Int J Environ Res Public Health. 2019 Mar 5;16(5):805. doi: 10.3390/ijerph16050805.


Parent-child conversations contribute to understanding and regulating children's emotions. Similarities and differences in discussed topics, quality of interaction and coherence/elaboration in mother-child conversations about emotional experiences of the child were studied in dyads who had been exposed to interpersonal trauma (N = 213) and non-trauma-exposed dyads (N = 86). Results showed that in conversations about negative emotions, trauma-exposed children more often discussed trauma topics and focused less on relationship topics than non-trauma-exposed children. Trauma-exposed dyads found it more difficult to come up with a story. The most common topics chosen by dyads to discuss for each emotion were mostly similar between trauma-exposed dyads and non-trauma-exposed dyads. Dyads exposed to interpersonal traumatic events showed lower quality of interaction and less coherence/elaboration than dyads who had not experienced traumatic events. Discussion of traumatic topics was associated with lower quality of mother-child interaction and less coherent dialogues. In conclusion, the effect of the trauma is seen at several levels in mother-child interaction: topics, behavior and coherence. A focus on support in developing a secure relationship after trauma may be important for intervention.

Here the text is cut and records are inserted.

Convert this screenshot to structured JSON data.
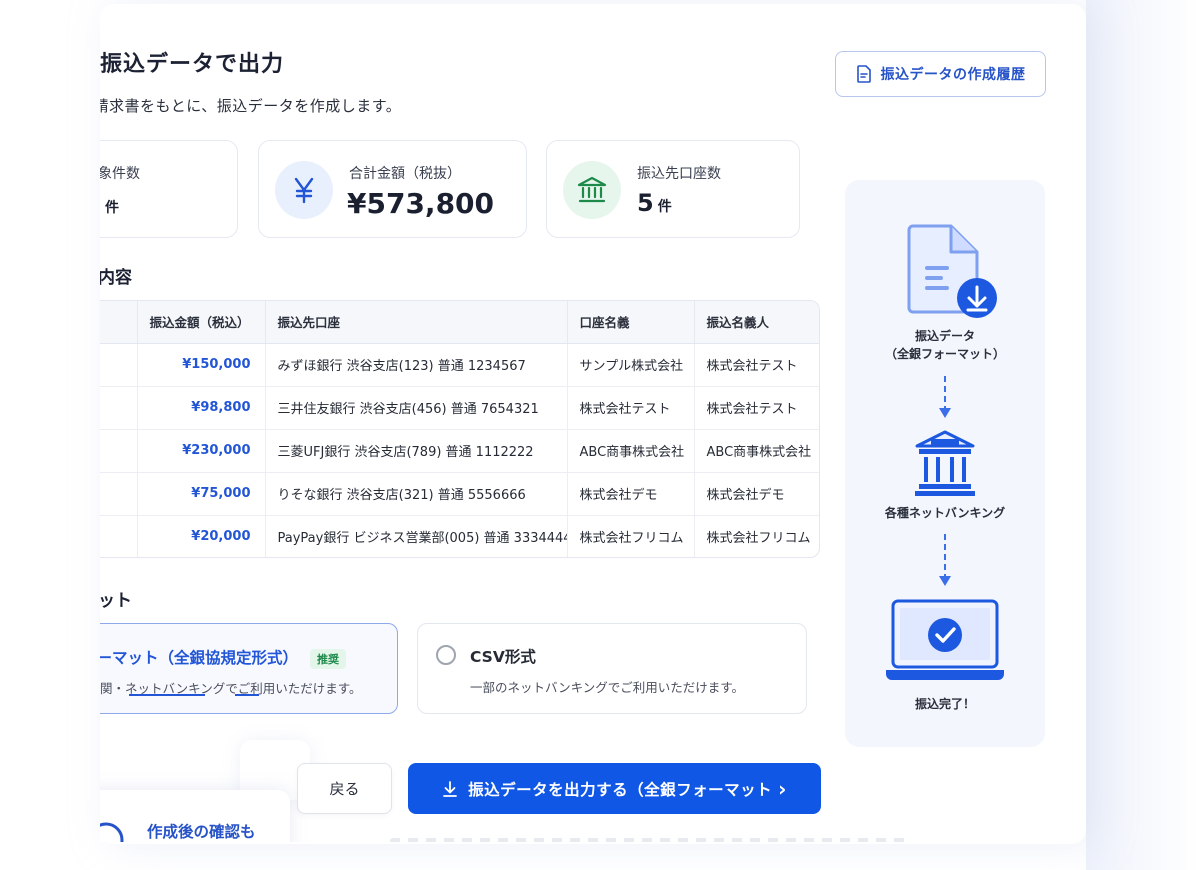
{
  "page": {
    "title": "振込データで出力",
    "subtitle": "た請求書をもとに、振込データを作成します。",
    "history_button": "振込データの作成履歴"
  },
  "stats": [
    {
      "label": "象件数",
      "value": "",
      "unit": "件",
      "icon": "document-icon"
    },
    {
      "label": "合計金額（税抜）",
      "value": "¥573,800",
      "unit": "",
      "icon": "yen-icon"
    },
    {
      "label": "振込先口座数",
      "value": "5",
      "unit": "件",
      "icon": "bank-icon"
    }
  ],
  "details": {
    "heading": "内容",
    "columns": [
      "",
      "振込金額（税込）",
      "振込先口座",
      "口座名義",
      "振込名義人"
    ],
    "rows": [
      {
        "c0": ":",
        "amount": "¥150,000",
        "account": "みずほ銀行 渋谷支店(123) 普通 1234567",
        "holder": "サンプル株式会社",
        "payer": "株式会社テスト"
      },
      {
        "c0": "",
        "amount": "¥98,800",
        "account": "三井住友銀行 渋谷支店(456) 普通 7654321",
        "holder": "株式会社テスト",
        "payer": "株式会社テスト"
      },
      {
        "c0": ":",
        "amount": "¥230,000",
        "account": "三菱UFJ銀行 渋谷支店(789) 普通 1112222",
        "holder": "ABC商事株式会社",
        "payer": "ABC商事株式会社"
      },
      {
        "c0": "",
        "amount": "¥75,000",
        "account": "りそな銀行 渋谷支店(321) 普通 5556666",
        "holder": "株式会社デモ",
        "payer": "株式会社デモ"
      },
      {
        "c0": ".",
        "amount": "¥20,000",
        "account": "PayPay銀行 ビジネス営業部(005) 普通 3334444",
        "holder": "株式会社フリコム",
        "payer": "株式会社フリコム"
      }
    ]
  },
  "format": {
    "heading": "ット",
    "options": [
      {
        "title": "ォーマット（全銀協規定形式）",
        "badge": "推奨",
        "desc": "融機関・ネットバンキングでご利用いただけます。",
        "selected": true
      },
      {
        "title": "CSV形式",
        "badge": "",
        "desc": "一部のネットバンキングでご利用いただけます。",
        "selected": false
      }
    ]
  },
  "flow": {
    "step1": "振込データ",
    "step1_sub": "（全銀フォーマット）",
    "step2": "各種ネットバンキング",
    "step3": "振込完了！"
  },
  "actions": {
    "back": "戻る",
    "export": "振込データを出力する（全銀フォーマット",
    "export_chevron": "›"
  },
  "note": {
    "title": "作成後の確認も"
  },
  "colors": {
    "primary": "#1057e6",
    "accent_blue": "#2356d6",
    "green": "#1d8a4a"
  }
}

Keywords: emotion conversation; emotion dialogue; marital violence; mother-child interaction; parent-child communication; sexual abuse; trauma exposure.

Publication types

  • Research Support, Non-U.S. Gov't

MeSH terms

  • Adolescent
  • Child
  • Child, Preschool
  • Communication
  • Emotions
  • Female
  • Humans
  • Male
  • Mother-Child Relations / psychology*
  • Mothers / psychology
  • Stress, Psychological*